3. Barbados Light and Power - By the year 2018, Wärtsilä had pretty much established a footprint over the entire Caribbean region particularly in the English-speaking Caribbean, with a few notable exceptions: the island of Barbados and in the wider Caribbean, the French territories of Martinique and Guadeloupe. Barbados Light and Power (BL&P) had been a target from the time we started our focus on the Caribbean market, but being a faithful disciple of slow-speed engine technology, BL&P was an elusive target and success evaded us - and not for lack of trying. A breakthrough came in 2019 when we emerged as the successful bidder in a hotly contested competitive tender for a new medium speed 33 MW HFO fired power plant. Despite enormous challenges due to the pandemic, and ash contamination of the site as a result of the La Soufriere volcano eruption on the island of St. Vincent, we handed over the plant to BL&P in July 2022.
What's next for the Caribbean?
There are still several other challenges and some new ground to be broken in the Caribbean. Some island utilities are considering “new” fuels such as natural gas and LPG. New offshore oil and gas discoveries by some territories are likely to spawn large dual fuel or natural gas fired power plants. Hybrid power plants incorporating renewables and energy storage are getting the attention of various Caribbean utilities while others are considering energy storage for spinning reserve and frequency regulation. The Caribbean market is alive and kicking and although we are a key player in that market, there is still work to be done and projects to be had.
Today, the “Caribbean Business Development Team” consists of two other individuals who I’m proud to say, I personally recruited: Edmund Phillips and Tganni Louisy. Both colleagues are showing their mettle and ensuring that Wärtsilä continues to be the energy partner of choice for Caribbean utilities and IPPs.
I am very proud of all these achievements and the teamwork and memories that go along with them. To the members of my team, I say keep up the good work and happy hunting! To my many friends in North America, the Caribbean, Central and South America, Finland, and indeed colleagues in various countries around the world with whom I have interacted over the years, I wish you the very best in all of your endeavors.
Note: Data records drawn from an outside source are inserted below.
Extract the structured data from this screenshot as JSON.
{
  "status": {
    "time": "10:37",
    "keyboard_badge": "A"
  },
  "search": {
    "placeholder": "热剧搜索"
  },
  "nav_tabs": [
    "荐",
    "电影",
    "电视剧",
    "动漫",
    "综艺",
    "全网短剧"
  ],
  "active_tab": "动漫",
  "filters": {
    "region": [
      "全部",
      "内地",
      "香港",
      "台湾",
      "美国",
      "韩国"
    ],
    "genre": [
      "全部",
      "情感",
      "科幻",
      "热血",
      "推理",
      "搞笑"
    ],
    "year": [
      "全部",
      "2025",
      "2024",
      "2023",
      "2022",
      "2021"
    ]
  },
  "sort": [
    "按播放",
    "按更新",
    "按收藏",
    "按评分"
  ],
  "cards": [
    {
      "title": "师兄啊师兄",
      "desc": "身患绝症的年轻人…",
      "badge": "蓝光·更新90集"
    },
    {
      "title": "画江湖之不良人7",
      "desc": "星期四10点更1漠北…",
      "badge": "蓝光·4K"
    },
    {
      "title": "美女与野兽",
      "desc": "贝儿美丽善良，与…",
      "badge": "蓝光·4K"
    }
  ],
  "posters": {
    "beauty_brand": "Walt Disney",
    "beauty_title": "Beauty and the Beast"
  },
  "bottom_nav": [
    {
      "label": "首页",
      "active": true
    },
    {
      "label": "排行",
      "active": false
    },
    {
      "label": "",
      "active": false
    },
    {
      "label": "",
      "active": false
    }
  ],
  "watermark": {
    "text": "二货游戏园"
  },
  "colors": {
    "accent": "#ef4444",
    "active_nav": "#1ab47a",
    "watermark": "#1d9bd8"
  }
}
Bye, adios, au revoir, ciao, hyvästi, adjö, auf wiedersehen, ma’a salama, zaijian,